TASK INSTRUCTIONS - Reproduce all of the data exactly. Images are not to appear in the reply.
BEGIN
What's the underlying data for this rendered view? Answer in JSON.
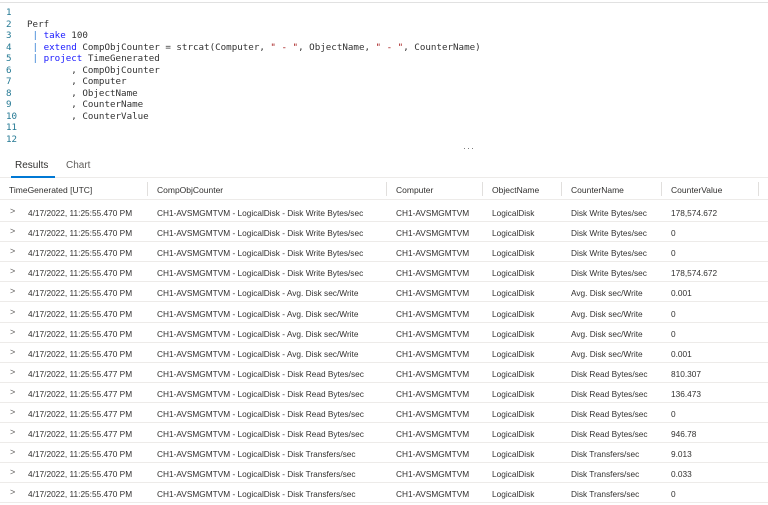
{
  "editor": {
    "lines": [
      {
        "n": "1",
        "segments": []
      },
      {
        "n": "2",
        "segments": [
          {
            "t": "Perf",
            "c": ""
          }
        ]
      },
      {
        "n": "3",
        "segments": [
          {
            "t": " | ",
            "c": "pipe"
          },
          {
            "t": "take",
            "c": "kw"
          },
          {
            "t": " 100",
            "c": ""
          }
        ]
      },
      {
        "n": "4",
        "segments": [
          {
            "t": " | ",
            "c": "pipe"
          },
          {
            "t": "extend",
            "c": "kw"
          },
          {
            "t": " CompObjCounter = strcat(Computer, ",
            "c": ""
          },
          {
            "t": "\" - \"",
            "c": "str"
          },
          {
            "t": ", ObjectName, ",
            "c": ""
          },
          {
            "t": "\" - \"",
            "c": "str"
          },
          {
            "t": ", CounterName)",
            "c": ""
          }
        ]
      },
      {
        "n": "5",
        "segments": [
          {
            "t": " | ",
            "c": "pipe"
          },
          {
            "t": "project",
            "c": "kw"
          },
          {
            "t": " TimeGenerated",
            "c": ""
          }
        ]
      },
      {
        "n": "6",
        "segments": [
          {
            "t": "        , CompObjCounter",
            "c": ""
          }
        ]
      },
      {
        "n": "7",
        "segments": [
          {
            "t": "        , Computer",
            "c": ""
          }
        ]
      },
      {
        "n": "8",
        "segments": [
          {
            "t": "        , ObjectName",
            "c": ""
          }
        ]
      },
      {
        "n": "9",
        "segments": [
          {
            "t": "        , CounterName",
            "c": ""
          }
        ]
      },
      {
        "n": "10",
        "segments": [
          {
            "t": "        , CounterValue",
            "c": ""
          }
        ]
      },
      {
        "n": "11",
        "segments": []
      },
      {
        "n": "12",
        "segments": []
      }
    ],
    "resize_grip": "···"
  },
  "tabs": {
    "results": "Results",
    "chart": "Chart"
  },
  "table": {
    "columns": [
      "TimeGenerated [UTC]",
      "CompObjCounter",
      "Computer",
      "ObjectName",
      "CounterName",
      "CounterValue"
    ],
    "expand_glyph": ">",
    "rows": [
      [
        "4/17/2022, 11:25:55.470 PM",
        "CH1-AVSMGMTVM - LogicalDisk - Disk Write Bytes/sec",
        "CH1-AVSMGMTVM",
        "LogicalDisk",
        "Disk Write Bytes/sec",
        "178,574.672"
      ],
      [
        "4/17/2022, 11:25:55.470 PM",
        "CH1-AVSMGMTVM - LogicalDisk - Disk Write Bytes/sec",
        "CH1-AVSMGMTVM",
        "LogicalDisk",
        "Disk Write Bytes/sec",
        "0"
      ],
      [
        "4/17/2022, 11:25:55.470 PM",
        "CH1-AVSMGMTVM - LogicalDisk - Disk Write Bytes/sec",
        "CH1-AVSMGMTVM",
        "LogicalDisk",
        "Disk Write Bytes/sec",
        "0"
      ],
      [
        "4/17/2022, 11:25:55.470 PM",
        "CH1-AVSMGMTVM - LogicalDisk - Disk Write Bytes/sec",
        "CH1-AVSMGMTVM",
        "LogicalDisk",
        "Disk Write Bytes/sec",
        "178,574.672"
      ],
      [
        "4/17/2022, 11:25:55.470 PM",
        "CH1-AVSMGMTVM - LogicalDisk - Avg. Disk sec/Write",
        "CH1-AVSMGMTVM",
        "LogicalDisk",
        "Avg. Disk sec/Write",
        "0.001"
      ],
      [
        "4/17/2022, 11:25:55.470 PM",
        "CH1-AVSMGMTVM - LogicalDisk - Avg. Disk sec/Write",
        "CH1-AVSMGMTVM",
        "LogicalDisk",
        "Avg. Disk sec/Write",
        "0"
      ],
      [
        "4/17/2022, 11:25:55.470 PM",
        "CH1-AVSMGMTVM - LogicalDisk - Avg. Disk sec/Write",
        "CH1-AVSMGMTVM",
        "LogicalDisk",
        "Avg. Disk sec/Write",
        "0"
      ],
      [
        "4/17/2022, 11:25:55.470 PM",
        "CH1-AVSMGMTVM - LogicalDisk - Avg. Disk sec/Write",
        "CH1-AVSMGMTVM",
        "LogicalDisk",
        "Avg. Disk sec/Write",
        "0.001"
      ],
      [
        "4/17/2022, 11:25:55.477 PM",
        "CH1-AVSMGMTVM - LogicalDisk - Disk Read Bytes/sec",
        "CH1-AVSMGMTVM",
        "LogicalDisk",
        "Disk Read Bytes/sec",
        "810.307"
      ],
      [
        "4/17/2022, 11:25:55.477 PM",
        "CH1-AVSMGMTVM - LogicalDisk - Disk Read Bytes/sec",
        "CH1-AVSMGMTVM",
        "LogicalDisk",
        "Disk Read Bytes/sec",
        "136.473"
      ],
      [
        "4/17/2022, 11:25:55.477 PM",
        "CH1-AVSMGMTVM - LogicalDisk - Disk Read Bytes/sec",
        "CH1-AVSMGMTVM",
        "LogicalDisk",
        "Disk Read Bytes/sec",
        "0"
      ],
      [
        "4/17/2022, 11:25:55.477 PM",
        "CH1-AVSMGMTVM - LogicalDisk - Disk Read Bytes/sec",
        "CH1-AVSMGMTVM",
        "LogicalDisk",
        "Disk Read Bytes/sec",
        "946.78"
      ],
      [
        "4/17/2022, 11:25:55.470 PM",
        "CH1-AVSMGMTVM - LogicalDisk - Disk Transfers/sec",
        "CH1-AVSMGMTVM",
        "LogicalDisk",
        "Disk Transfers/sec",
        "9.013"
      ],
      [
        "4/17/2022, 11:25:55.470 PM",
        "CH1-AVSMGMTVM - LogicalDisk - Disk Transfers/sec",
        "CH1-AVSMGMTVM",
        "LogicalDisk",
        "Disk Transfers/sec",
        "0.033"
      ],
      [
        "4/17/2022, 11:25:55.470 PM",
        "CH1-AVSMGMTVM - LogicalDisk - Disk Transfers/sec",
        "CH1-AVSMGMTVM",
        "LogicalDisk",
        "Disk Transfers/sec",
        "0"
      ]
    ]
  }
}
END
RESPONSE TO THIS EXERCISE -
What's the underlying data for this rendered view? Answer in JSON.
{
  "editor": {
    "lines": [
      {
        "n": "1",
        "segments": []
      },
      {
        "n": "2",
        "segments": [
          {
            "t": "Perf",
            "c": ""
          }
        ]
      },
      {
        "n": "3",
        "segments": [
          {
            "t": " | ",
            "c": "pipe"
          },
          {
            "t": "take",
            "c": "kw"
          },
          {
            "t": " 100",
            "c": ""
          }
        ]
      },
      {
        "n": "4",
        "segments": [
          {
            "t": " | ",
            "c": "pipe"
          },
          {
            "t": "extend",
            "c": "kw"
          },
          {
            "t": " CompObjCounter = strcat(Computer, ",
            "c": ""
          },
          {
            "t": "\" - \"",
            "c": "str"
          },
          {
            "t": ", ObjectName, ",
            "c": ""
          },
          {
            "t": "\" - \"",
            "c": "str"
          },
          {
            "t": ", CounterName)",
            "c": ""
          }
        ]
      },
      {
        "n": "5",
        "segments": [
          {
            "t": " | ",
            "c": "pipe"
          },
          {
            "t": "project",
            "c": "kw"
          },
          {
            "t": " TimeGenerated",
            "c": ""
          }
        ]
      },
      {
        "n": "6",
        "segments": [
          {
            "t": "        , CompObjCounter",
            "c": ""
          }
        ]
      },
      {
        "n": "7",
        "segments": [
          {
            "t": "        , Computer",
            "c": ""
          }
        ]
      },
      {
        "n": "8",
        "segments": [
          {
            "t": "        , ObjectName",
            "c": ""
          }
        ]
      },
      {
        "n": "9",
        "segments": [
          {
            "t": "        , CounterName",
            "c": ""
          }
        ]
      },
      {
        "n": "10",
        "segments": [
          {
            "t": "        , CounterValue",
            "c": ""
          }
        ]
      },
      {
        "n": "11",
        "segments": []
      },
      {
        "n": "12",
        "segments": []
      }
    ],
    "resize_grip": "···"
  },
  "tabs": {
    "results": "Results",
    "chart": "Chart"
  },
  "table": {
    "columns": [
      "TimeGenerated [UTC]",
      "CompObjCounter",
      "Computer",
      "ObjectName",
      "CounterName",
      "CounterValue"
    ],
    "expand_glyph": ">",
    "rows": [
      [
        "4/17/2022, 11:25:55.470 PM",
        "CH1-AVSMGMTVM - LogicalDisk - Disk Write Bytes/sec",
        "CH1-AVSMGMTVM",
        "LogicalDisk",
        "Disk Write Bytes/sec",
        "178,574.672"
      ],
      [
        "4/17/2022, 11:25:55.470 PM",
        "CH1-AVSMGMTVM - LogicalDisk - Disk Write Bytes/sec",
        "CH1-AVSMGMTVM",
        "LogicalDisk",
        "Disk Write Bytes/sec",
        "0"
      ],
      [
        "4/17/2022, 11:25:55.470 PM",
        "CH1-AVSMGMTVM - LogicalDisk - Disk Write Bytes/sec",
        "CH1-AVSMGMTVM",
        "LogicalDisk",
        "Disk Write Bytes/sec",
        "0"
      ],
      [
        "4/17/2022, 11:25:55.470 PM",
        "CH1-AVSMGMTVM - LogicalDisk - Disk Write Bytes/sec",
        "CH1-AVSMGMTVM",
        "LogicalDisk",
        "Disk Write Bytes/sec",
        "178,574.672"
      ],
      [
        "4/17/2022, 11:25:55.470 PM",
        "CH1-AVSMGMTVM - LogicalDisk - Avg. Disk sec/Write",
        "CH1-AVSMGMTVM",
        "LogicalDisk",
        "Avg. Disk sec/Write",
        "0.001"
      ],
      [
        "4/17/2022, 11:25:55.470 PM",
        "CH1-AVSMGMTVM - LogicalDisk - Avg. Disk sec/Write",
        "CH1-AVSMGMTVM",
        "LogicalDisk",
        "Avg. Disk sec/Write",
        "0"
      ],
      [
        "4/17/2022, 11:25:55.470 PM",
        "CH1-AVSMGMTVM - LogicalDisk - Avg. Disk sec/Write",
        "CH1-AVSMGMTVM",
        "LogicalDisk",
        "Avg. Disk sec/Write",
        "0"
      ],
      [
        "4/17/2022, 11:25:55.470 PM",
        "CH1-AVSMGMTVM - LogicalDisk - Avg. Disk sec/Write",
        "CH1-AVSMGMTVM",
        "LogicalDisk",
        "Avg. Disk sec/Write",
        "0.001"
      ],
      [
        "4/17/2022, 11:25:55.477 PM",
        "CH1-AVSMGMTVM - LogicalDisk - Disk Read Bytes/sec",
        "CH1-AVSMGMTVM",
        "LogicalDisk",
        "Disk Read Bytes/sec",
        "810.307"
      ],
      [
        "4/17/2022, 11:25:55.477 PM",
        "CH1-AVSMGMTVM - LogicalDisk - Disk Read Bytes/sec",
        "CH1-AVSMGMTVM",
        "LogicalDisk",
        "Disk Read Bytes/sec",
        "136.473"
      ],
      [
        "4/17/2022, 11:25:55.477 PM",
        "CH1-AVSMGMTVM - LogicalDisk - Disk Read Bytes/sec",
        "CH1-AVSMGMTVM",
        "LogicalDisk",
        "Disk Read Bytes/sec",
        "0"
      ],
      [
        "4/17/2022, 11:25:55.477 PM",
        "CH1-AVSMGMTVM - LogicalDisk - Disk Read Bytes/sec",
        "CH1-AVSMGMTVM",
        "LogicalDisk",
        "Disk Read Bytes/sec",
        "946.78"
      ],
      [
        "4/17/2022, 11:25:55.470 PM",
        "CH1-AVSMGMTVM - LogicalDisk - Disk Transfers/sec",
        "CH1-AVSMGMTVM",
        "LogicalDisk",
        "Disk Transfers/sec",
        "9.013"
      ],
      [
        "4/17/2022, 11:25:55.470 PM",
        "CH1-AVSMGMTVM - LogicalDisk - Disk Transfers/sec",
        "CH1-AVSMGMTVM",
        "LogicalDisk",
        "Disk Transfers/sec",
        "0.033"
      ],
      [
        "4/17/2022, 11:25:55.470 PM",
        "CH1-AVSMGMTVM - LogicalDisk - Disk Transfers/sec",
        "CH1-AVSMGMTVM",
        "LogicalDisk",
        "Disk Transfers/sec",
        "0"
      ]
    ]
  }
}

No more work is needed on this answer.